Milardi, Marco; Kakela, Reijo; Weckstrom, Jan ; et al.
The significance of terrestrial carbon subsidies in lake ecosystems has been under active research, but the contribution of terrestrial energy to the highest trophic levels has been explored less frequently. Here, we examined the terrestrial energy contribution to the ingested and assimilated diet of introduced brown trout (Salmo trutta) in a small, high-latitude lake using stomach content, stable isotope and fatty acid analyses. Stomach content analysis of brown trout indicated a terrestrial contribution of 29 % during the open-water season. Terrestrial prey was mainly composed of rodents (23 % in volume), but also amphibians and terrestrial insects. A longer term estimate, obtained with a mixing model (SIAR) for liver and dorsal muscle stable isotopes from 2010 and 2011, revealed a terrestrial contribution of 68.5 and 63.5 %, respectively.
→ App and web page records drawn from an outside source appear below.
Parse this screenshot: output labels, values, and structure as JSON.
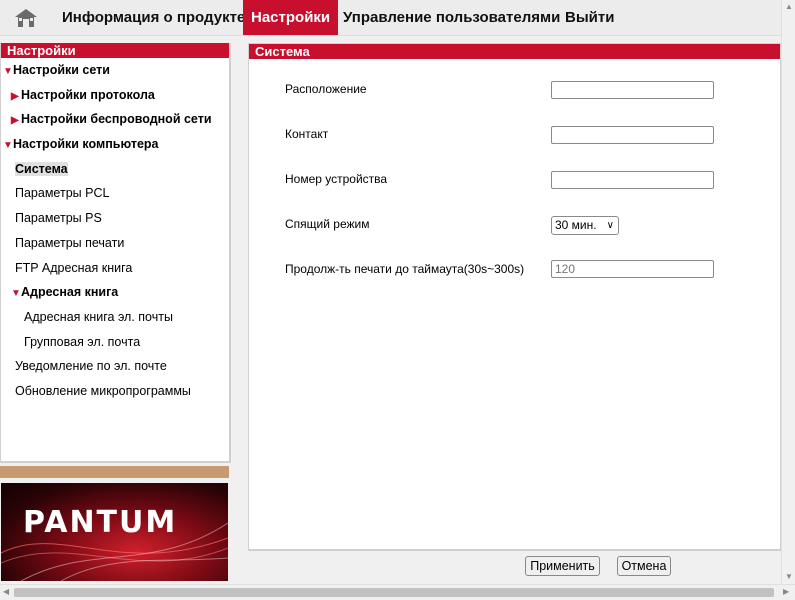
{
  "topnav": {
    "home_icon": "home-icon",
    "items": [
      {
        "label": "Информация о продукте",
        "active": false
      },
      {
        "label": "Настройки",
        "active": true
      },
      {
        "label": "Управление пользователями",
        "active": false
      },
      {
        "label": "Выйти",
        "active": false
      }
    ]
  },
  "sidebar": {
    "title": "Настройки",
    "items": [
      {
        "label": "Настройки сети"
      },
      {
        "label": "Настройки протокола"
      },
      {
        "label": "Настройки беспроводной сети"
      },
      {
        "label": "Настройки компьютера"
      },
      {
        "label": "Система"
      },
      {
        "label": "Параметры PCL"
      },
      {
        "label": "Параметры PS"
      },
      {
        "label": "Параметры печати"
      },
      {
        "label": "FTP Адресная книга"
      },
      {
        "label": "Адресная книга"
      },
      {
        "label": "Адресная книга эл. почты"
      },
      {
        "label": "Групповая эл. почта"
      },
      {
        "label": "Уведомление по эл. почте"
      },
      {
        "label": "Обновление микропрограммы"
      }
    ]
  },
  "logo": {
    "text": "PANTUM"
  },
  "main": {
    "title": "Система",
    "fields": {
      "location": {
        "label": "Расположение",
        "value": ""
      },
      "contact": {
        "label": "Контакт",
        "value": ""
      },
      "device_number": {
        "label": "Номер устройства",
        "value": ""
      },
      "sleep_mode": {
        "label": "Спящий режим",
        "value": "30 мин."
      },
      "print_timeout": {
        "label": "Продолж-ть печати до таймаута(30s~300s)",
        "placeholder": "120"
      }
    },
    "apply_label": "Применить",
    "cancel_label": "Отмена"
  },
  "colors": {
    "accent": "#c8102e",
    "tan": "#c89a70"
  }
}
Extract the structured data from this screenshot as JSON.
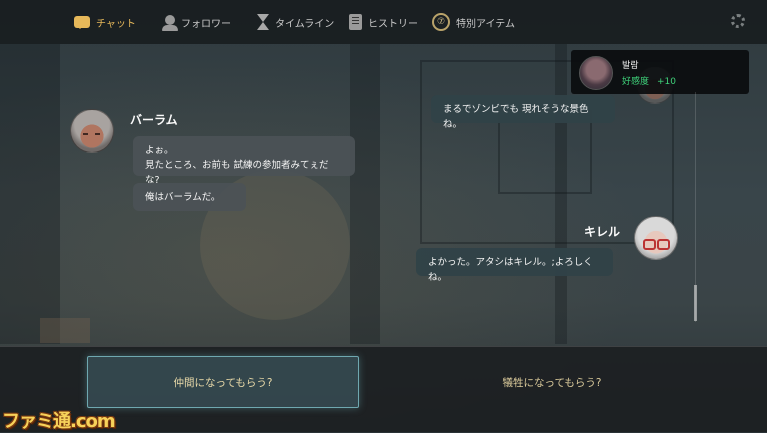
{
  "nav": {
    "tabs": [
      {
        "label": "チャット",
        "icon": "chat-icon",
        "active": true
      },
      {
        "label": "フォロワー",
        "icon": "follower-icon",
        "active": false
      },
      {
        "label": "タイムライン",
        "icon": "hourglass-icon",
        "active": false
      },
      {
        "label": "ヒストリー",
        "icon": "book-icon",
        "active": false
      },
      {
        "label": "特別アイテム",
        "icon": "special-item-icon",
        "active": false
      }
    ],
    "item_icon_glyph": "⑦",
    "accent_color": "#e6b85a"
  },
  "notification": {
    "name": "발람",
    "stat_label": "好感度",
    "stat_value": "+10",
    "stat_color": "#3fd27a"
  },
  "chat": {
    "left_speaker": "バーラム",
    "left_messages": [
      "よぉ。\n見たところ、お前も 試練の参加者みてぇだな?",
      "俺はバーラムだ。"
    ],
    "right_top_message": "まるでゾンビでも 現れそうな景色ね。",
    "right_speaker": "キレル",
    "right_messages": [
      "よかった。アタシはキレル。;よろしくね。"
    ]
  },
  "choices": {
    "selected": "仲間になってもらう?",
    "other": "犠牲になってもらう?"
  },
  "watermark": "ファミ通.com"
}
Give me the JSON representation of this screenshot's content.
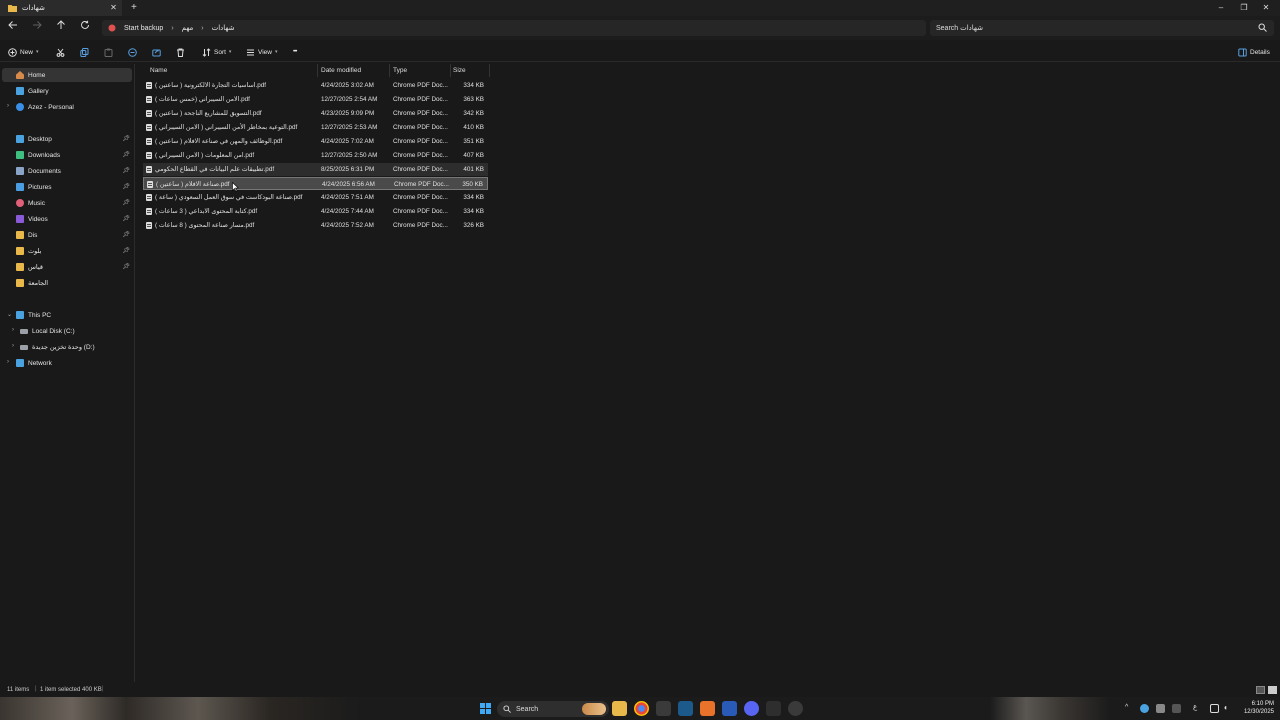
{
  "window": {
    "tab_title": "شهادات",
    "close": "✕",
    "new_tab": "+",
    "minimize": "–",
    "restore": "❐",
    "close_window": "✕"
  },
  "address": {
    "crumbs": [
      "Start backup",
      "مهم",
      "شهادات"
    ],
    "search_placeholder": "Search شهادات"
  },
  "commands": {
    "new": "New",
    "sort": "Sort",
    "view": "View",
    "more": "•••",
    "details": "Details"
  },
  "sidebar": {
    "items": [
      {
        "label": "Home",
        "icon": "home-icon",
        "color": "#d88a4a"
      },
      {
        "label": "Gallery",
        "icon": "gallery-icon",
        "color": "#4aa3e0"
      },
      {
        "label": "Azez - Personal",
        "icon": "cloud-icon",
        "color": "#3a8ee6"
      },
      {
        "label": "Desktop",
        "icon": "desktop-icon",
        "color": "#4aa3e0"
      },
      {
        "label": "Downloads",
        "icon": "download-icon",
        "color": "#3fbf7f"
      },
      {
        "label": "Documents",
        "icon": "document-icon",
        "color": "#8aa4c8"
      },
      {
        "label": "Pictures",
        "icon": "pictures-icon",
        "color": "#4a9de0"
      },
      {
        "label": "Music",
        "icon": "music-icon",
        "color": "#e0607a"
      },
      {
        "label": "Videos",
        "icon": "videos-icon",
        "color": "#8a5ad8"
      },
      {
        "label": "Dis",
        "icon": "folder-icon",
        "color": "#e8b84a"
      },
      {
        "label": "بلوت",
        "icon": "folder-icon",
        "color": "#e8b84a"
      },
      {
        "label": "قياس",
        "icon": "folder-icon",
        "color": "#e8b84a"
      },
      {
        "label": "الجامعة",
        "icon": "folder-icon",
        "color": "#e8b84a"
      },
      {
        "label": "This PC",
        "icon": "pc-icon",
        "color": "#4aa3e0"
      },
      {
        "label": "Local Disk (C:)",
        "icon": "disk-icon",
        "color": "#9aa0a6"
      },
      {
        "label": "وحدة تخزين جديدة (D:)",
        "icon": "disk-icon",
        "color": "#9aa0a6"
      },
      {
        "label": "Network",
        "icon": "network-icon",
        "color": "#4aa3e0"
      }
    ]
  },
  "columns": {
    "name": "Name",
    "date": "Date modified",
    "type": "Type",
    "size": "Size"
  },
  "files": [
    {
      "name": "اساسيات التجارة الالكترونية ( ساعتين ).pdf",
      "date": "4/24/2025 3:02 AM",
      "type": "Chrome PDF Doc...",
      "size": "334 KB"
    },
    {
      "name": "الامن السيبراني (خمس ساعات ).pdf",
      "date": "12/27/2025 2:54 AM",
      "type": "Chrome PDF Doc...",
      "size": "363 KB"
    },
    {
      "name": "التسويق للمشاريع الناجحة ( ساعتين ).pdf",
      "date": "4/23/2025 9:09 PM",
      "type": "Chrome PDF Doc...",
      "size": "342 KB"
    },
    {
      "name": "التوعية بمخاطر الأمن السيبراني ( الامن السيبراني ).pdf",
      "date": "12/27/2025 2:53 AM",
      "type": "Chrome PDF Doc...",
      "size": "410 KB"
    },
    {
      "name": "الوظائف والمهن في صناعة الافلام ( ساعتين ).pdf",
      "date": "4/24/2025 7:02 AM",
      "type": "Chrome PDF Doc...",
      "size": "351 KB"
    },
    {
      "name": "امن المعلومات ( الامن السيبراني ).pdf",
      "date": "12/27/2025 2:50 AM",
      "type": "Chrome PDF Doc...",
      "size": "407 KB"
    },
    {
      "name": "تطبيقات علم البيانات في القطاع الحكومي.pdf",
      "date": "8/25/2025 6:31 PM",
      "type": "Chrome PDF Doc...",
      "size": "401 KB"
    },
    {
      "name": "صناعة الافلام ( ساعتين ).pdf",
      "date": "4/24/2025 6:56 AM",
      "type": "Chrome PDF Doc...",
      "size": "350 KB"
    },
    {
      "name": "صناعة البودكاست في سوق العمل السعودي ( ساعة ).pdf",
      "date": "4/24/2025 7:51 AM",
      "type": "Chrome PDF Doc...",
      "size": "334 KB"
    },
    {
      "name": "كتابة المحتوى الابداعي ( 3 ساعات ).pdf",
      "date": "4/24/2025 7:44 AM",
      "type": "Chrome PDF Doc...",
      "size": "334 KB"
    },
    {
      "name": "مسار صناعة المحتوى ( 8 ساعات ).pdf",
      "date": "4/24/2025 7:52 AM",
      "type": "Chrome PDF Doc...",
      "size": "326 KB"
    }
  ],
  "status": {
    "items": "11 items",
    "selected": "1 item selected  400 KB"
  },
  "taskbar": {
    "search": "Search",
    "time": "6:10 PM",
    "date": "12/30/2025",
    "lang": "ع"
  }
}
Through a similar model, fatty acid analysis on 2011 samples estimated a contribution of 71.5 %. Despite the relatively high proportion of rodents in the trout ingested diet, no correlation was evident between the long-term rodent cycles and terrestrial energy contribution estimated with stable isotopes of muscle. Terrestrial prey were an important long-term energy source for fish in small high-latitude lake, but its contribution was not directly dependent on the availability of pulsed resources such as small mammals.
（来源：AQUATIC SCIENCES, 2016, 78(4): 695-706）